--- Problem description ---
From the records below, copy out each line that has the word "this".

--- Input ---

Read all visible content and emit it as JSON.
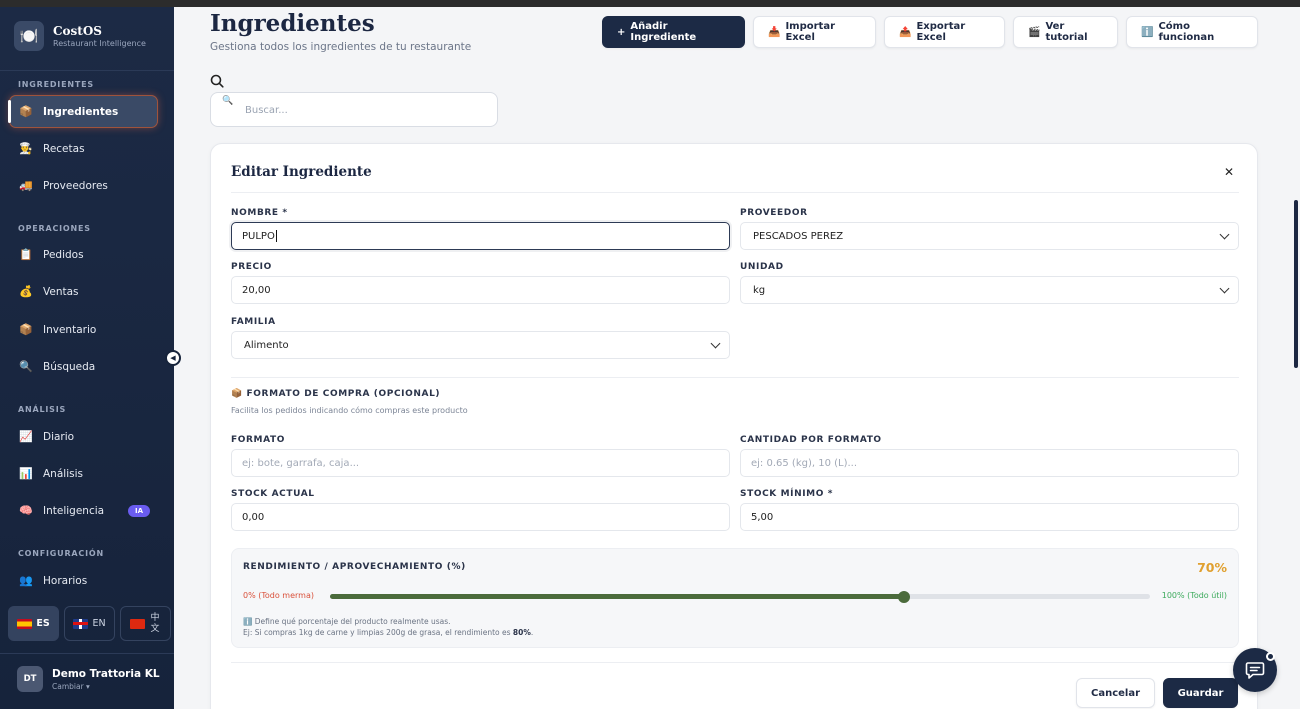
{
  "brand": {
    "name": "CostOS",
    "subtitle": "Restaurant Intelligence",
    "logo_icon": "🍽️"
  },
  "sidebar": {
    "sections": [
      {
        "title": "INGREDIENTES"
      },
      {
        "title": "OPERACIONES"
      },
      {
        "title": "ANÁLISIS"
      },
      {
        "title": "CONFIGURACIÓN"
      }
    ],
    "items": [
      {
        "label": "Ingredientes",
        "icon": "📦",
        "active": true
      },
      {
        "label": "Recetas",
        "icon": "👨‍🍳"
      },
      {
        "label": "Proveedores",
        "icon": "🚚"
      },
      {
        "label": "Pedidos",
        "icon": "📋"
      },
      {
        "label": "Ventas",
        "icon": "💰"
      },
      {
        "label": "Inventario",
        "icon": "📦"
      },
      {
        "label": "Búsqueda",
        "icon": "🔍"
      },
      {
        "label": "Diario",
        "icon": "📈"
      },
      {
        "label": "Análisis",
        "icon": "📊"
      },
      {
        "label": "Inteligencia",
        "icon": "🧠",
        "badge": "IA"
      },
      {
        "label": "Horarios",
        "icon": "👥"
      }
    ],
    "languages": [
      {
        "code": "ES",
        "active": true
      },
      {
        "code": "EN"
      },
      {
        "code": "中文"
      }
    ],
    "user": {
      "initials": "DT",
      "name": "Demo Trattoria KL",
      "sub": "Cambiar ▾"
    }
  },
  "header": {
    "title": "Ingredientes",
    "subtitle": "Gestiona todos los ingredientes de tu restaurante",
    "actions": [
      {
        "label": "Añadir Ingrediente",
        "icon": "+",
        "primary": true
      },
      {
        "label": "Importar Excel",
        "icon": "📥"
      },
      {
        "label": "Exportar Excel",
        "icon": "📤"
      },
      {
        "label": "Ver tutorial",
        "icon": "🎬"
      },
      {
        "label": "Cómo funcionan",
        "icon": "ℹ️"
      }
    ]
  },
  "search": {
    "placeholder": "Buscar..."
  },
  "form": {
    "title": "Editar Ingrediente",
    "fields": {
      "nombre": {
        "label": "NOMBRE *",
        "value": "PULPO"
      },
      "proveedor": {
        "label": "PROVEEDOR",
        "value": "PESCADOS PEREZ"
      },
      "precio": {
        "label": "PRECIO",
        "value": "20,00"
      },
      "unidad": {
        "label": "UNIDAD",
        "value": "kg"
      },
      "familia": {
        "label": "FAMILIA",
        "value": "Alimento"
      }
    },
    "purchase_format": {
      "heading": "📦 FORMATO DE COMPRA (OPCIONAL)",
      "hint": "Facilita los pedidos indicando cómo compras este producto",
      "formato": {
        "label": "FORMATO",
        "placeholder": "ej: bote, garrafa, caja..."
      },
      "cantidad": {
        "label": "CANTIDAD POR FORMATO",
        "placeholder": "ej: 0.65 (kg), 10 (L)..."
      },
      "stock_actual": {
        "label": "STOCK ACTUAL",
        "value": "0,00"
      },
      "stock_minimo": {
        "label": "STOCK MÍNIMO *",
        "value": "5,00"
      }
    },
    "yield": {
      "title": "RENDIMIENTO / APROVECHAMIENTO (%)",
      "display": "70%",
      "value_fraction": 0.7,
      "min_label": "0% (Todo merma)",
      "max_label": "100% (Todo útil)",
      "info_line1": "ℹ️ Define qué porcentaje del producto realmente usas.",
      "info_line2_prefix": "Ej: Si compras 1kg de carne y limpias 200g de grasa, el rendimiento es ",
      "info_line2_bold": "80%",
      "info_line2_suffix": "."
    },
    "cancel_label": "Cancelar",
    "save_label": "Guardar"
  },
  "colors": {
    "sidebar_bg": "#1c2a45",
    "primary": "#1c2a45",
    "yield_accent": "#e0a030",
    "slider": "#4b6b3c",
    "ia_badge": "#6a5cf0"
  }
}
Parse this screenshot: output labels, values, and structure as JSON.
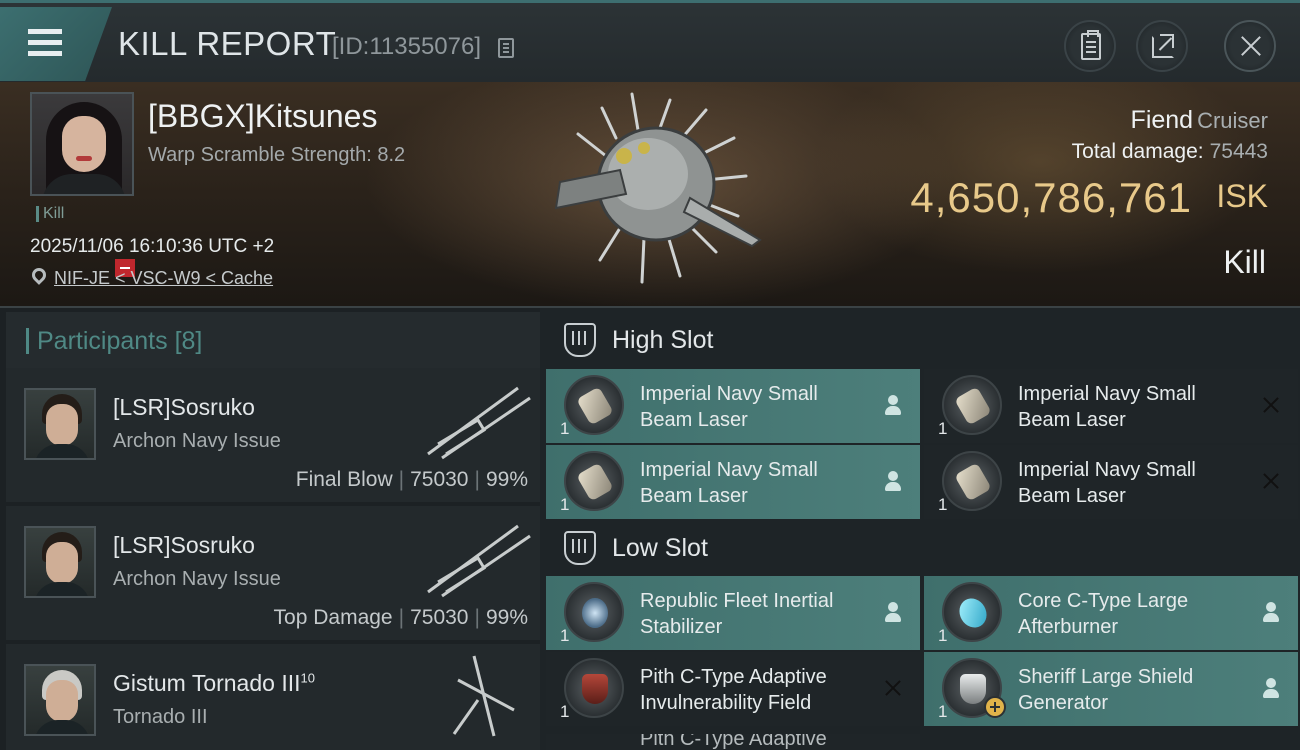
{
  "header": {
    "title": "KILL REPORT",
    "report_id": "[ID:11355076]",
    "icons": {
      "menu": "menu-icon",
      "copy": "copy-icon",
      "clipboard": "clipboard-icon",
      "share": "share-icon",
      "close": "close-icon"
    }
  },
  "victim": {
    "name": "[BBGX]Kitsunes",
    "warp_scramble": "Warp Scramble Strength: 8.2",
    "tag": "Kill",
    "timestamp": "2025/11/06 16:10:36 UTC +2",
    "location": "NIF-JE < VSC-W9 < Cache",
    "ship_name": "Fiend",
    "ship_class": "Cruiser",
    "total_damage_label": "Total damage:",
    "total_damage": "75443",
    "isk_value": "4,650,786,761",
    "isk_unit": "ISK",
    "result": "Kill"
  },
  "participants": {
    "title": "Participants",
    "count": "[8]",
    "rows": [
      {
        "name": "[LSR]Sosruko",
        "sup": "",
        "ship": "Archon Navy Issue",
        "role": "Final Blow",
        "damage": "75030",
        "percent": "99%"
      },
      {
        "name": "[LSR]Sosruko",
        "sup": "",
        "ship": "Archon Navy Issue",
        "role": "Top Damage",
        "damage": "75030",
        "percent": "99%"
      },
      {
        "name": "Gistum Tornado III",
        "sup": "10",
        "ship": "Tornado III",
        "role": "",
        "damage": "",
        "percent": ""
      }
    ]
  },
  "slots": {
    "high": {
      "label": "High Slot",
      "modules": [
        {
          "name": "Imperial Navy Small Beam Laser",
          "qty": "1",
          "status": "fitted"
        },
        {
          "name": "Imperial Navy Small Beam Laser",
          "qty": "1",
          "status": "destroyed"
        },
        {
          "name": "Imperial Navy Small Beam Laser",
          "qty": "1",
          "status": "fitted"
        },
        {
          "name": "Imperial Navy Small Beam Laser",
          "qty": "1",
          "status": "destroyed"
        }
      ]
    },
    "low": {
      "label": "Low Slot",
      "modules": [
        {
          "name": "Republic Fleet Inertial Stabilizer",
          "qty": "1",
          "status": "fitted"
        },
        {
          "name": "Core C-Type Large Afterburner",
          "qty": "1",
          "status": "fitted"
        },
        {
          "name": "Pith C-Type Adaptive Invulnerability Field",
          "qty": "1",
          "status": "destroyed"
        },
        {
          "name": "Sheriff Large Shield Generator",
          "qty": "1",
          "status": "fitted"
        }
      ],
      "partial": "Pith C-Type Adaptive"
    }
  },
  "colors": {
    "accent": "#4f8985",
    "isk": "#e8c98a",
    "fitted_bg": "#4d7f7b",
    "destroyed_bg": "#1f2528"
  }
}
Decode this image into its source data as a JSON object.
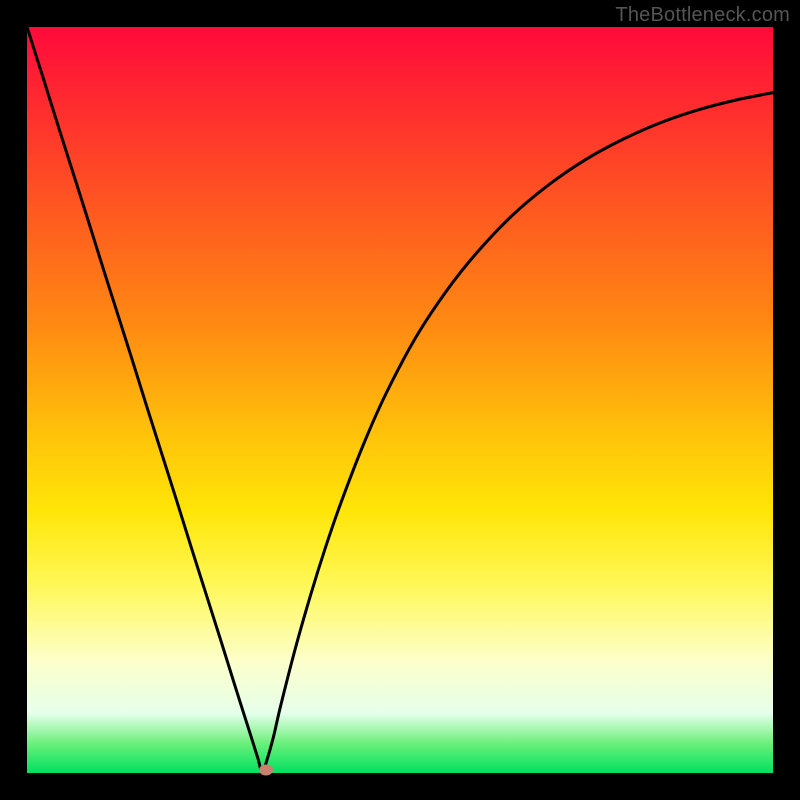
{
  "watermark": "TheBottleneck.com",
  "chart_data": {
    "type": "line",
    "title": "",
    "xlabel": "",
    "ylabel": "",
    "x": [
      0.0,
      0.02,
      0.04,
      0.06,
      0.08,
      0.1,
      0.12,
      0.14,
      0.16,
      0.18,
      0.2,
      0.22,
      0.24,
      0.26,
      0.28,
      0.3,
      0.31,
      0.315,
      0.32,
      0.33,
      0.34,
      0.36,
      0.38,
      0.4,
      0.42,
      0.45,
      0.48,
      0.52,
      0.56,
      0.6,
      0.65,
      0.7,
      0.75,
      0.8,
      0.85,
      0.9,
      0.95,
      1.0
    ],
    "values": [
      1.0,
      0.937,
      0.873,
      0.81,
      0.747,
      0.683,
      0.62,
      0.557,
      0.493,
      0.43,
      0.367,
      0.303,
      0.24,
      0.177,
      0.113,
      0.05,
      0.018,
      0.0,
      0.012,
      0.047,
      0.09,
      0.168,
      0.238,
      0.302,
      0.36,
      0.438,
      0.506,
      0.582,
      0.643,
      0.694,
      0.747,
      0.789,
      0.823,
      0.85,
      0.872,
      0.889,
      0.902,
      0.912
    ],
    "xlim": [
      0,
      1
    ],
    "ylim": [
      0,
      1
    ],
    "marker": {
      "x": 0.32,
      "y": 0.004
    },
    "stroke_color": "#000000",
    "stroke_width": 3
  },
  "colors": {
    "frame_bg": "#000000",
    "marker_fill": "#c9816f"
  }
}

--- Task solution ---
Parse this screenshot: output labels, values, and structure as JSON.
Decode this image into its source data as a JSON object.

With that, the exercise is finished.